TASK BRIEF> Repeat the entries exactly but omit the pictures.

App and web page records:
************
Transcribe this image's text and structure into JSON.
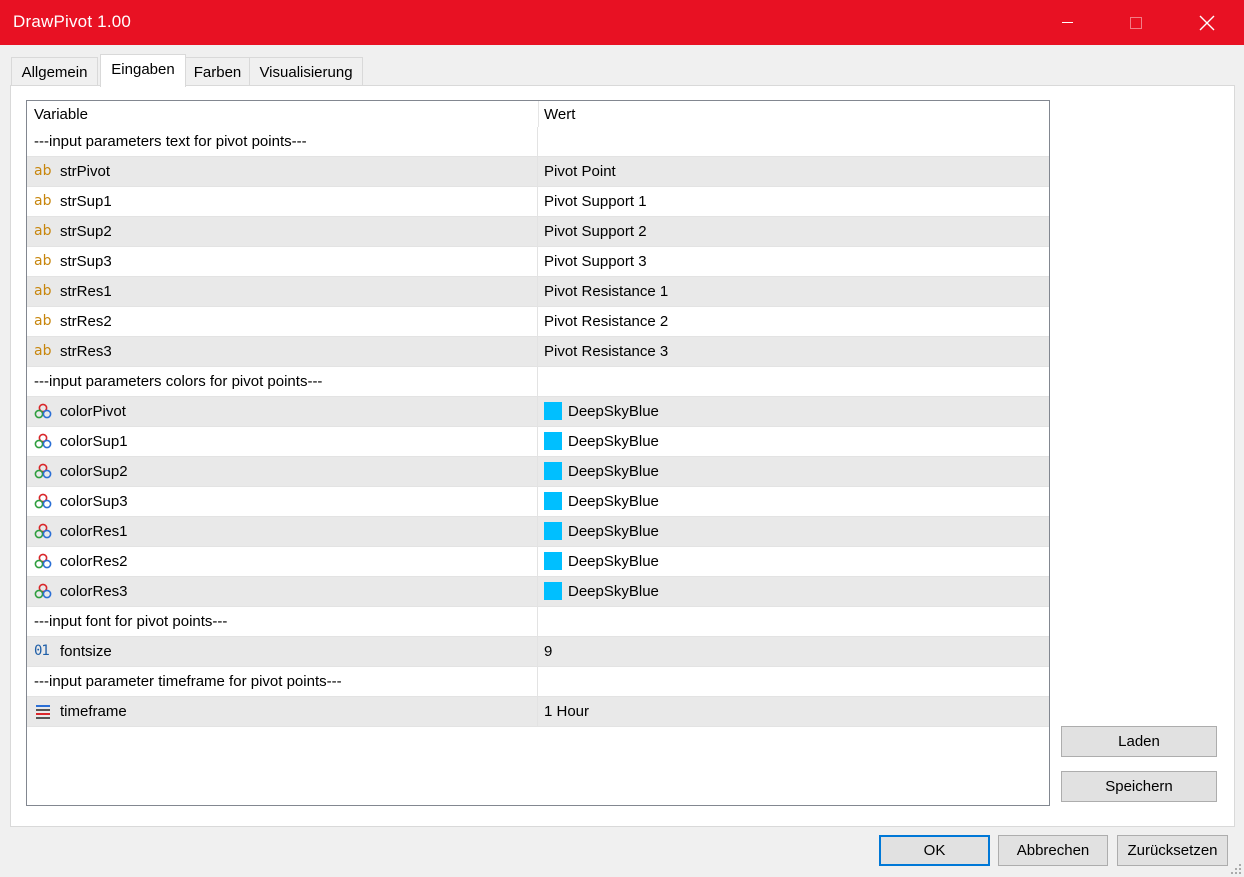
{
  "window": {
    "title": "DrawPivot 1.00",
    "close_glyph": "✕"
  },
  "tabs": [
    {
      "label": "Allgemein",
      "active": false
    },
    {
      "label": "Eingaben",
      "active": true
    },
    {
      "label": "Farben",
      "active": false
    },
    {
      "label": "Visualisierung",
      "active": false
    }
  ],
  "grid": {
    "columns": [
      "Variable",
      "Wert"
    ],
    "rows": [
      {
        "type": "section",
        "label": "---input parameters text for pivot points---"
      },
      {
        "type": "string",
        "icon": "ab",
        "name": "strPivot",
        "value": "Pivot Point"
      },
      {
        "type": "string",
        "icon": "ab",
        "name": "strSup1",
        "value": "Pivot Support 1"
      },
      {
        "type": "string",
        "icon": "ab",
        "name": "strSup2",
        "value": "Pivot Support 2"
      },
      {
        "type": "string",
        "icon": "ab",
        "name": "strSup3",
        "value": "Pivot Support 3"
      },
      {
        "type": "string",
        "icon": "ab",
        "name": "strRes1",
        "value": "Pivot Resistance 1"
      },
      {
        "type": "string",
        "icon": "ab",
        "name": "strRes2",
        "value": "Pivot Resistance 2"
      },
      {
        "type": "string",
        "icon": "ab",
        "name": "strRes3",
        "value": "Pivot Resistance 3"
      },
      {
        "type": "section",
        "label": "---input parameters colors for pivot points---"
      },
      {
        "type": "color",
        "name": "colorPivot",
        "value": "DeepSkyBlue",
        "swatch": "#00bfff"
      },
      {
        "type": "color",
        "name": "colorSup1",
        "value": "DeepSkyBlue",
        "swatch": "#00bfff"
      },
      {
        "type": "color",
        "name": "colorSup2",
        "value": "DeepSkyBlue",
        "swatch": "#00bfff"
      },
      {
        "type": "color",
        "name": "colorSup3",
        "value": "DeepSkyBlue",
        "swatch": "#00bfff"
      },
      {
        "type": "color",
        "name": "colorRes1",
        "value": "DeepSkyBlue",
        "swatch": "#00bfff"
      },
      {
        "type": "color",
        "name": "colorRes2",
        "value": "DeepSkyBlue",
        "swatch": "#00bfff"
      },
      {
        "type": "color",
        "name": "colorRes3",
        "value": "DeepSkyBlue",
        "swatch": "#00bfff"
      },
      {
        "type": "section",
        "label": "---input font for pivot points---"
      },
      {
        "type": "int",
        "icon": "01",
        "name": "fontsize",
        "value": "9"
      },
      {
        "type": "section",
        "label": "---input parameter timeframe for pivot points---"
      },
      {
        "type": "enum",
        "name": "timeframe",
        "value": "1 Hour"
      }
    ]
  },
  "side_buttons": {
    "load": "Laden",
    "save": "Speichern"
  },
  "footer_buttons": {
    "ok": "OK",
    "cancel": "Abbrechen",
    "reset": "Zurücksetzen"
  },
  "colors": {
    "titlebar": "#e81123",
    "deep_sky_blue": "#00bfff",
    "focus_border": "#0078d7"
  }
}
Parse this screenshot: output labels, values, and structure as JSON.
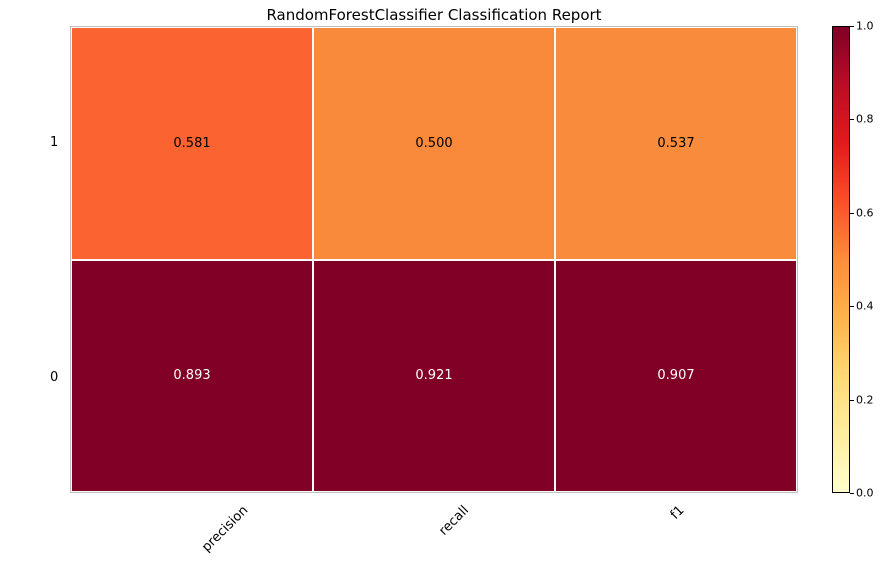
{
  "chart_data": {
    "type": "heatmap",
    "title": "RandomForestClassifier Classification Report",
    "columns": [
      "precision",
      "recall",
      "f1"
    ],
    "rows": [
      "1",
      "0"
    ],
    "values": [
      [
        0.581,
        0.5,
        0.537
      ],
      [
        0.893,
        0.921,
        0.907
      ]
    ],
    "value_labels": [
      [
        "0.581",
        "0.500",
        "0.537"
      ],
      [
        "0.893",
        "0.921",
        "0.907"
      ]
    ],
    "value_label_colors": [
      [
        "#000000",
        "#000000",
        "#000000"
      ],
      [
        "#ffffff",
        "#ffffff",
        "#ffffff"
      ]
    ],
    "cell_colors": [
      [
        "#fb6430",
        "#f98a3c",
        "#f98b3c"
      ],
      [
        "#800026",
        "#800026",
        "#800026"
      ]
    ],
    "colorbar": {
      "min": 0.0,
      "max": 1.0,
      "ticks": [
        "0.0",
        "0.2",
        "0.4",
        "0.6",
        "0.8",
        "1.0"
      ],
      "stops": [
        {
          "p": 0,
          "c": "#800026"
        },
        {
          "p": 12.5,
          "c": "#bc0d26"
        },
        {
          "p": 25,
          "c": "#e31a1c"
        },
        {
          "p": 37.5,
          "c": "#fc4e2a"
        },
        {
          "p": 50,
          "c": "#fd8d3c"
        },
        {
          "p": 62.5,
          "c": "#feb24c"
        },
        {
          "p": 75,
          "c": "#fed976"
        },
        {
          "p": 87.5,
          "c": "#ffeda0"
        },
        {
          "p": 100,
          "c": "#ffffcc"
        }
      ]
    }
  }
}
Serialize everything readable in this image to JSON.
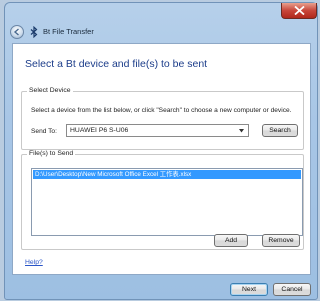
{
  "window": {
    "title": "Bt File Transfer"
  },
  "main": {
    "heading": "Select a Bt device and file(s) to be sent",
    "select_device": {
      "legend": "Select Device",
      "instructions": "Select a device from the list below, or click \"Search\" to choose a new computer or device.",
      "send_to_label": "Send To:",
      "send_to_value": "HUAWEI P6 S-U06",
      "search_label": "Search"
    },
    "files": {
      "legend": "File(s) to Send",
      "items": [
        "D:\\User\\Desktop\\New Microsoft Office Excel 工作表.xlsx"
      ],
      "add_label": "Add",
      "remove_label": "Remove"
    },
    "help_label": "Help?"
  },
  "footer": {
    "next_label": "Next",
    "cancel_label": "Cancel"
  },
  "colors": {
    "heading": "#1c3d8a",
    "selection": "#3399ff",
    "link": "#2a55c8",
    "close_button": "#c8463a"
  }
}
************
SOLUTION>
Transcribe this image's text and structure into JSON.
{
  "window": {
    "title": "DrawPivot 1.00",
    "close_glyph": "✕"
  },
  "tabs": [
    {
      "label": "Allgemein",
      "active": false
    },
    {
      "label": "Eingaben",
      "active": true
    },
    {
      "label": "Farben",
      "active": false
    },
    {
      "label": "Visualisierung",
      "active": false
    }
  ],
  "grid": {
    "columns": [
      "Variable",
      "Wert"
    ],
    "rows": [
      {
        "type": "section",
        "label": "---input parameters text for pivot points---"
      },
      {
        "type": "string",
        "icon": "ab",
        "name": "strPivot",
        "value": "Pivot Point"
      },
      {
        "type": "string",
        "icon": "ab",
        "name": "strSup1",
        "value": "Pivot Support 1"
      },
      {
        "type": "string",
        "icon": "ab",
        "name": "strSup2",
        "value": "Pivot Support 2"
      },
      {
        "type": "string",
        "icon": "ab",
        "name": "strSup3",
        "value": "Pivot Support 3"
      },
      {
        "type": "string",
        "icon": "ab",
        "name": "strRes1",
        "value": "Pivot Resistance 1"
      },
      {
        "type": "string",
        "icon": "ab",
        "name": "strRes2",
        "value": "Pivot Resistance 2"
      },
      {
        "type": "string",
        "icon": "ab",
        "name": "strRes3",
        "value": "Pivot Resistance 3"
      },
      {
        "type": "section",
        "label": "---input parameters colors for pivot points---"
      },
      {
        "type": "color",
        "name": "colorPivot",
        "value": "DeepSkyBlue",
        "swatch": "#00bfff"
      },
      {
        "type": "color",
        "name": "colorSup1",
        "value": "DeepSkyBlue",
        "swatch": "#00bfff"
      },
      {
        "type": "color",
        "name": "colorSup2",
        "value": "DeepSkyBlue",
        "swatch": "#00bfff"
      },
      {
        "type": "color",
        "name": "colorSup3",
        "value": "DeepSkyBlue",
        "swatch": "#00bfff"
      },
      {
        "type": "color",
        "name": "colorRes1",
        "value": "DeepSkyBlue",
        "swatch": "#00bfff"
      },
      {
        "type": "color",
        "name": "colorRes2",
        "value": "DeepSkyBlue",
        "swatch": "#00bfff"
      },
      {
        "type": "color",
        "name": "colorRes3",
        "value": "DeepSkyBlue",
        "swatch": "#00bfff"
      },
      {
        "type": "section",
        "label": "---input font for pivot points---"
      },
      {
        "type": "int",
        "icon": "01",
        "name": "fontsize",
        "value": "9"
      },
      {
        "type": "section",
        "label": "---input parameter timeframe for pivot points---"
      },
      {
        "type": "enum",
        "name": "timeframe",
        "value": "1 Hour"
      }
    ]
  },
  "side_buttons": {
    "load": "Laden",
    "save": "Speichern"
  },
  "footer_buttons": {
    "ok": "OK",
    "cancel": "Abbrechen",
    "reset": "Zurücksetzen"
  },
  "colors": {
    "titlebar": "#e81123",
    "deep_sky_blue": "#00bfff",
    "focus_border": "#0078d7"
  }
}
Parse this screenshot: output labels, values, and structure as JSON.
{
  "chart_data": {
    "type": "heatmap",
    "title": "RandomForestClassifier Classification Report",
    "columns": [
      "precision",
      "recall",
      "f1"
    ],
    "rows": [
      "1",
      "0"
    ],
    "values": [
      [
        0.581,
        0.5,
        0.537
      ],
      [
        0.893,
        0.921,
        0.907
      ]
    ],
    "value_labels": [
      [
        "0.581",
        "0.500",
        "0.537"
      ],
      [
        "0.893",
        "0.921",
        "0.907"
      ]
    ],
    "value_label_colors": [
      [
        "#000000",
        "#000000",
        "#000000"
      ],
      [
        "#ffffff",
        "#ffffff",
        "#ffffff"
      ]
    ],
    "cell_colors": [
      [
        "#fb6430",
        "#f98a3c",
        "#f98b3c"
      ],
      [
        "#800026",
        "#800026",
        "#800026"
      ]
    ],
    "colorbar": {
      "min": 0.0,
      "max": 1.0,
      "ticks": [
        "0.0",
        "0.2",
        "0.4",
        "0.6",
        "0.8",
        "1.0"
      ],
      "stops": [
        {
          "p": 0,
          "c": "#800026"
        },
        {
          "p": 12.5,
          "c": "#bc0d26"
        },
        {
          "p": 25,
          "c": "#e31a1c"
        },
        {
          "p": 37.5,
          "c": "#fc4e2a"
        },
        {
          "p": 50,
          "c": "#fd8d3c"
        },
        {
          "p": 62.5,
          "c": "#feb24c"
        },
        {
          "p": 75,
          "c": "#fed976"
        },
        {
          "p": 87.5,
          "c": "#ffeda0"
        },
        {
          "p": 100,
          "c": "#ffffcc"
        }
      ]
    }
  }
}
Serialize everything readable in this image to JSON.
{
  "window": {
    "title": "Bt File Transfer"
  },
  "main": {
    "heading": "Select a Bt device and file(s) to be sent",
    "select_device": {
      "legend": "Select Device",
      "instructions": "Select a device from the list below, or click \"Search\" to choose a new computer or device.",
      "send_to_label": "Send To:",
      "send_to_value": "HUAWEI P6 S-U06",
      "search_label": "Search"
    },
    "files": {
      "legend": "File(s) to Send",
      "items": [
        "D:\\User\\Desktop\\New Microsoft Office Excel 工作表.xlsx"
      ],
      "add_label": "Add",
      "remove_label": "Remove"
    },
    "help_label": "Help?"
  },
  "footer": {
    "next_label": "Next",
    "cancel_label": "Cancel"
  },
  "colors": {
    "heading": "#1c3d8a",
    "selection": "#3399ff",
    "link": "#2a55c8",
    "close_button": "#c8463a"
  }
}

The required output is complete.